Childhood Cognitive Ability and Physical Activity in Young Adulthood

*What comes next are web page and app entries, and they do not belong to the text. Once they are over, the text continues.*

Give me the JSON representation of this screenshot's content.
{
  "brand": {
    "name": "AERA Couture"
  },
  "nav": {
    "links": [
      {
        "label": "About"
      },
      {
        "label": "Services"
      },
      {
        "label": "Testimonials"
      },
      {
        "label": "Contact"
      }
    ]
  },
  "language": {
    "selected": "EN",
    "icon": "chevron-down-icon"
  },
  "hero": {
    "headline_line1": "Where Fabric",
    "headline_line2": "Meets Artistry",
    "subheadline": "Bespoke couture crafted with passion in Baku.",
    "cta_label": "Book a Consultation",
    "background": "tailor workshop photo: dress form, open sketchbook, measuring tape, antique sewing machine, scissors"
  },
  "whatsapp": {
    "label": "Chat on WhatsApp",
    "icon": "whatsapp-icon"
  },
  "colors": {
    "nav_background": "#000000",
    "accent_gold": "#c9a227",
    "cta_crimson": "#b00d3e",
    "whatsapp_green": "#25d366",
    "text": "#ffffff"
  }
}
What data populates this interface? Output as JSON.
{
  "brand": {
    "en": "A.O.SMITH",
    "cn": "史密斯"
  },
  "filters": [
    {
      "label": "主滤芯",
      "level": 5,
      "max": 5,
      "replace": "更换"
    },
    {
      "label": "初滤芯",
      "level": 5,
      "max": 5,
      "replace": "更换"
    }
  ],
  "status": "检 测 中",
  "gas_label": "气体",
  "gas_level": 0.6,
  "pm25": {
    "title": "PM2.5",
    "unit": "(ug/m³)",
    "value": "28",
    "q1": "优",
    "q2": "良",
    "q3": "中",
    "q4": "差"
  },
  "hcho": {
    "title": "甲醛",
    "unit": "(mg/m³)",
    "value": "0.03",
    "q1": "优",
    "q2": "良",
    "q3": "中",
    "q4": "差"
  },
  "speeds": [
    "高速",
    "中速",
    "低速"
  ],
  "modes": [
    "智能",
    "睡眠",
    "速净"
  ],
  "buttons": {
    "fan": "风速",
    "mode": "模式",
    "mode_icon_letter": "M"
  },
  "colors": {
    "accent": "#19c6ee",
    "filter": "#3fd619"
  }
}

Objective: Childhood cognitive ability is associated with lifestyle in adulthood, including self-reported physical activity (PA). We examined whether childhood cognitive ability is associated with objectively measured PA and sedentary time (ST) in young adulthood. Method: Participants of the Arvo Ylppö Longitudinal Study (n = 500) underwent tests of general reasoning, visuomotor integration, verbal competence, and language comprehension at the age of 56 months yielding a general intelligence factor score; at the age of 25 years they wore omnidirectional accelerometers for 9 days (range = 4–10 days) measuring overall daily PA (counts per minute, cpm), ST, and light and moderate-to-vigorous PA (MVPA) (minutes), and completed a questionnaire on occupational, commuting, leisure-time conditioning and nonconditioning PA. Results: After adjustment for sex, age, BMI-for-age SD score at 56 months. and mean of valid minutes of measurement period for PA, per each 1 SD increase in the childhood general intelligence factor score, overall daily PA decreased by −8.99 cpm/day, ST increased by 14.93 min/day, time spent in light PA decreased by −14.39 min/day, and the odds per each level increase in physical demandingness of the work and in time spent in nonconditioning leisure-time PA decreased by 38% and 31%, respectively (p values < 0.04). These associations were mediated via higher young adulthood level of education. Conclusions: In contrast to expected, in this cohort of young adults with high variability in PA, of whom many were still studying, higher childhood cognitive ability was associated with more objectively measured and self-reported physical inactivity. Whether these findings persist beyond young adulthood is a subject of further studies.